Escherichia coli, is the most prevalent pathogen which is commonly known for its affiliation with human and animal infections and diseases such as diarrhoea, in addition to several clinical symptoms including haemorrhagic colitis, haemolytic uremic syndrome (HUS), and thrombocytopenic purpura (Liu et al., 2012; Vanaja et al., 2010; Tomat et al., 2013). HUS in humans, is caused by a predominant type of enterohaemorrhagic E. coli (EHEC) in the United States. It is also the chief cause of acute renal failure in children. There has also been documentation of strings of outbreaks since its identification as a pathogen in 1982, happening basically in Canada, Japan, United Kingdom and United States, implicating domestic animals such as sheep,
One of the most common causes of food-borne illness is the bacteria Escherichia coli (PETA, 2011) that can be transmitted through ingestion of contaminated food and water and may cause diarrhea and vomiting. The most common manifestation of the infections caused by the bacteria is the gastroenteritis, an inflammation of the intestines that is a result from bacterial toxins that leads to vomiting and diarrhea, and urinary tract infections. The discovery of E. coli was made through the German bacteriologist Theodor Escherich where the bacteria was named after. It was considered to be an important public history (Marler Clark 2015). These bacteria usually lodge in the intestines of different animals including chickens where they are considered
The presentation for our group was to discuss E.coli 1057:H7. Each member of the group was responsible for focusing and explaining their assigned task for the disease. This presentation includes the signs and symptoms, environmental location, transmission, unique characteristics, prevention and treatment.
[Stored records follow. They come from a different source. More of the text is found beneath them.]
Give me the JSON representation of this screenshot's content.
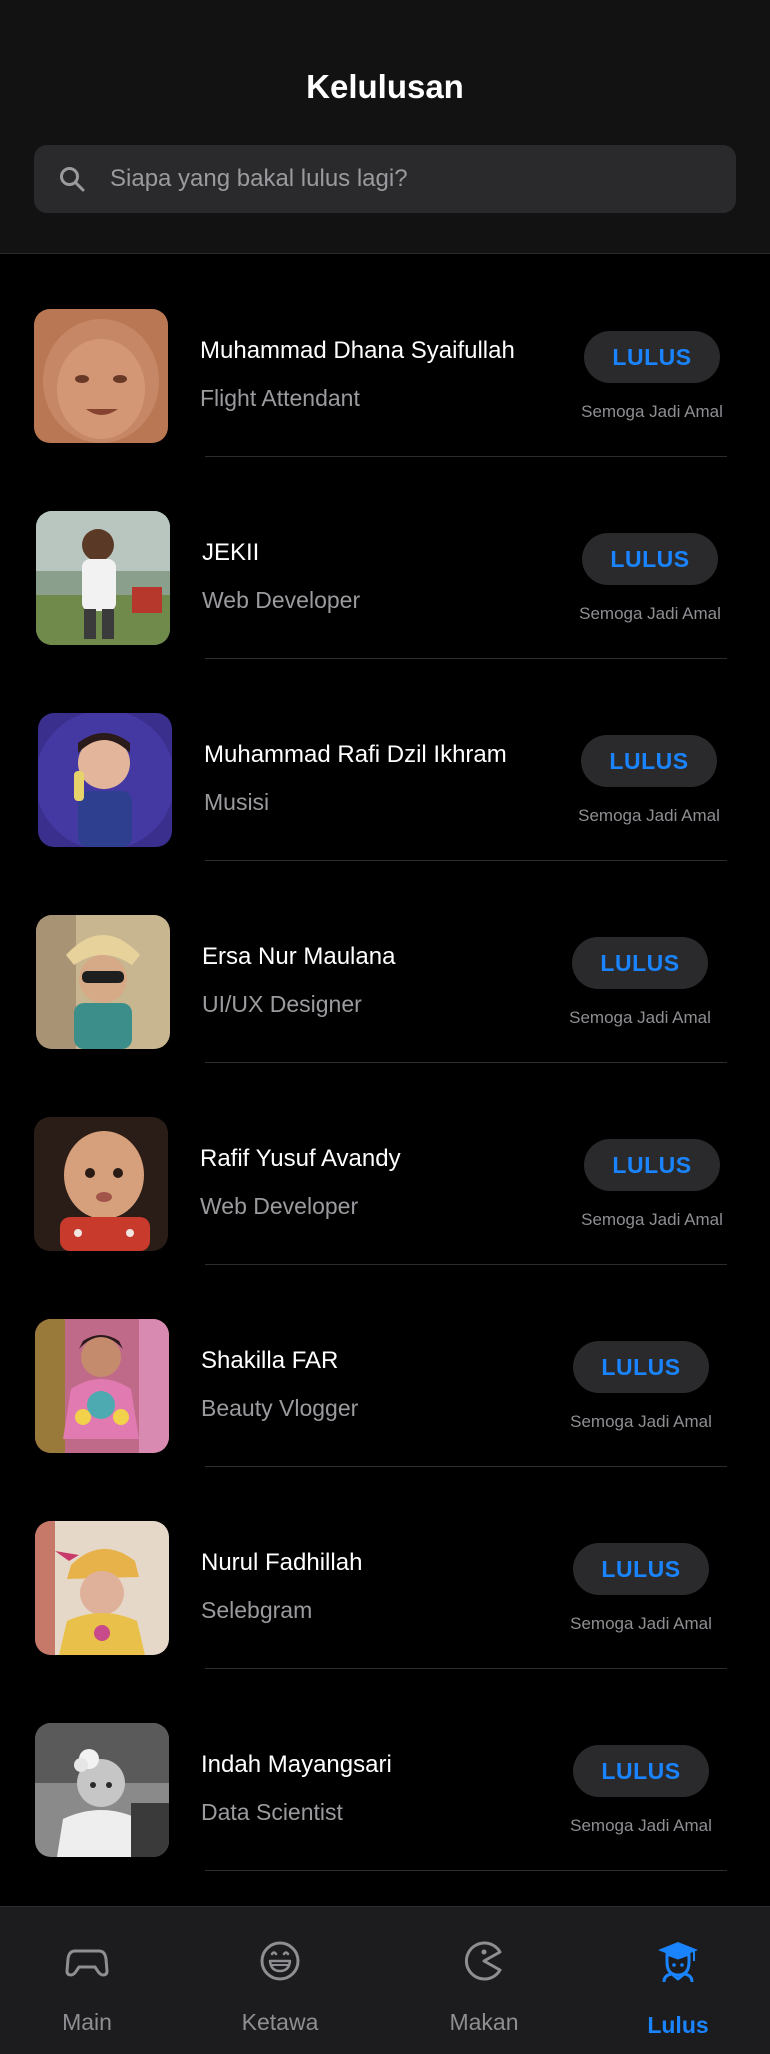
{
  "header": {
    "title": "Kelulusan"
  },
  "search": {
    "placeholder": "Siapa yang bakal lulus lagi?",
    "icon": "search-icon"
  },
  "list": [
    {
      "name": "Muhammad Dhana Syaifullah",
      "role": "Flight Attendant",
      "badge": "LULUS",
      "caption": "Semoga Jadi Amal",
      "avatar": "photo-baby-face"
    },
    {
      "name": "JEKII",
      "role": "Web Developer",
      "badge": "LULUS",
      "caption": "Semoga Jadi Amal",
      "avatar": "photo-child-outdoors"
    },
    {
      "name": "Muhammad Rafi Dzil Ikhram",
      "role": "Musisi",
      "badge": "LULUS",
      "caption": "Semoga Jadi Amal",
      "avatar": "photo-child-blue-background"
    },
    {
      "name": "Ersa Nur Maulana",
      "role": "UI/UX Designer",
      "badge": "LULUS",
      "caption": "Semoga Jadi Amal",
      "avatar": "photo-child-sunglasses"
    },
    {
      "name": "Rafif Yusuf Avandy",
      "role": "Web Developer",
      "badge": "LULUS",
      "caption": "Semoga Jadi Amal",
      "avatar": "photo-baby-red-shirt"
    },
    {
      "name": "Shakilla FAR",
      "role": "Beauty Vlogger",
      "badge": "LULUS",
      "caption": "Semoga Jadi Amal",
      "avatar": "photo-child-costume"
    },
    {
      "name": "Nurul Fadhillah",
      "role": "Selebgram",
      "badge": "LULUS",
      "caption": "Semoga Jadi Amal",
      "avatar": "photo-child-yellow-dress"
    },
    {
      "name": "Indah Mayangsari",
      "role": "Data Scientist",
      "badge": "LULUS",
      "caption": "Semoga Jadi Amal",
      "avatar": "photo-baby-black-white"
    }
  ],
  "tabbar": {
    "tabs": [
      {
        "label": "Main",
        "icon": "gamepad-icon",
        "active": false
      },
      {
        "label": "Ketawa",
        "icon": "smiley-icon",
        "active": false
      },
      {
        "label": "Makan",
        "icon": "pacman-icon",
        "active": false
      },
      {
        "label": "Lulus",
        "icon": "graduate-icon",
        "active": true
      }
    ]
  },
  "colors": {
    "accent": "#1a84ff",
    "background": "#000000",
    "header_bg": "#121212",
    "badge_bg": "#2a2a2c",
    "tabbar_bg": "#1c1c1e",
    "secondary_text": "#9b9b9f"
  }
}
El Paso is currently a top 20% growth city in Texas and is expanding due to the help of Fort Bliss and the expansion of the city to the east (City of El Paso, 2016). Like most things in our environment, water is needed for growth---a vital nutrient our desert city lacks. Currently, El Paso, Texas received 9.34 inches of rainwater in 2016, down from 12.54 from 2015 (National Weather Service, 2017). As of September 28th, 2017, El Paso currently has 8.54 inches to this year (National Weather Service, 2017). With the scarcity of water and the need for water to support our growth the importance of finding not only Escherichia coli 0157:H7 but other species of bacteria in our project can help benefit further research and show the susceptibility